- Grades: 6–8, 9–12
Amphibious warfare is a military operation that is launched from the sea by naval and landing forces and involves a landing on a hostile shore.
Operations. An amphibious assault, the primary form of a combined sea-and-land operation, is conducted to establish a force ashore, usually to capture a beachhead as a necessary preliminary to further assaults ashore. The Normandy landings in World War II and the Inchon landing in the Korean War are examples of amphibious assaults that made second fronts possible and changed the strategic direction of the wars.
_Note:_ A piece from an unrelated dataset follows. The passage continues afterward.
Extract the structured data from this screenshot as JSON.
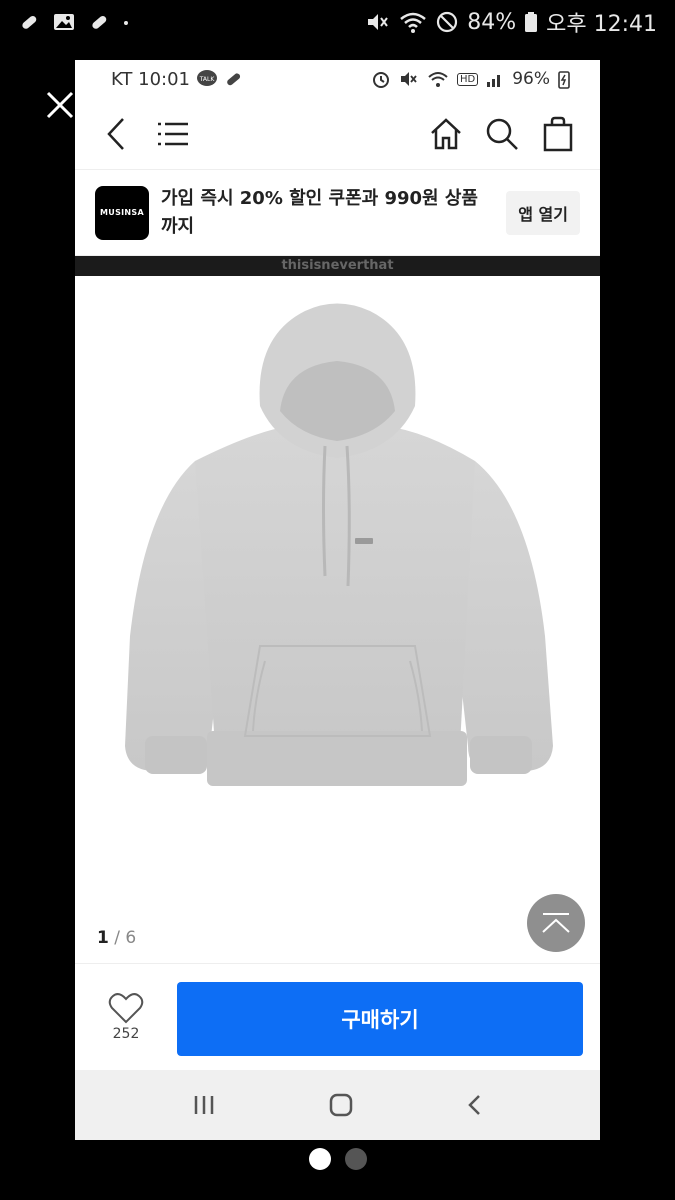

In both instances, troops were ferried from warships by small, motorized landing craft that carried men and materiel through shallow water to the beaches.
Raids, demonstrations, and withdrawals are additional types of amphibious operations, each different from the assault in important ways.
In an amphibious raid the objective area is occupied only briefly, followed by a planned withdrawal. Such raids are conducted to damage the enemy, gain information, or carry out rescues. British commando raids in World War II, culminating in the Dieppe raid, were typical amphibious raids that depended on surprise and stealth for success. The U.S. freighter Mayaguez, captured by Cambodian Khmer Rouge guerrillas in 1975, was retaken in a lightning raid using amphibious forces.
An amphibious demonstration is a show of force that stops short of an actual landing. Demonstrations are conducted to deceive the enemy or, in situations short of hostilities, to signal presence and intent. During the Cuban Missile Crisis of 1962, large U.S. amphibious forces were conspicuously moved to the Caribbean, posing the threat of an invasion.
An amphibious withdrawal is essentially an amphibious assault conducted in reverse. The removal of Allied troops from Dunkerque, France, in World War II is often cited as the supreme example of an amphibious withdrawal. The evacuation of U.S.-South Korean forces from Hungnam in 1950, however, rivaled Dunkerque in scale and was much more successful, probably owing to uncontested U.S. air power.
Special Equipment. The slow massing of troops and equipment on a beachhead is a technique that can no longer be utilized in conflicts where rapid deployment is a necessity. Modern amphibious warfare must be fast and flexible. It uses all forms of troop transport, from helicopters to troop-carrying aircraft and landing craft. Planes, helicopters, and landing craft are carried aboard several different types of ship: amphibious command ships that serve as the control centers of combined land-sea-air operations; amphibious assault ships specialized in launching attack planes and helicopters; and transport docking ships, which also have docking wells for small landing craft.
The U.S. invasion of Grenada in 1983 centered on the U.S.S. Guam, an amphibious assault ship carrying Marines and Army Rangers, their artillery, and other equipment. Navy amphibious ships carrying Marines, amphibious tractors, and air-cushion landing craft spearheaded the sea/land assault on Kuwait's Iraqi invaders in the Persian Gulf War of 1991.
Brig. Gen. Edwin H. Simmons, USMC (Ret.)
Bibliography: Bartlett, Merrill L., Assault from the Sea (1983); Evans, M. H., Amphibious Operations (1990); Ladd, James D., Amphibious Warfare (1987); Moore, John, ed., Jane's Fighting Ships (annual); Simmons, Edwin H., The United States Marines, 1775–1975 (1976).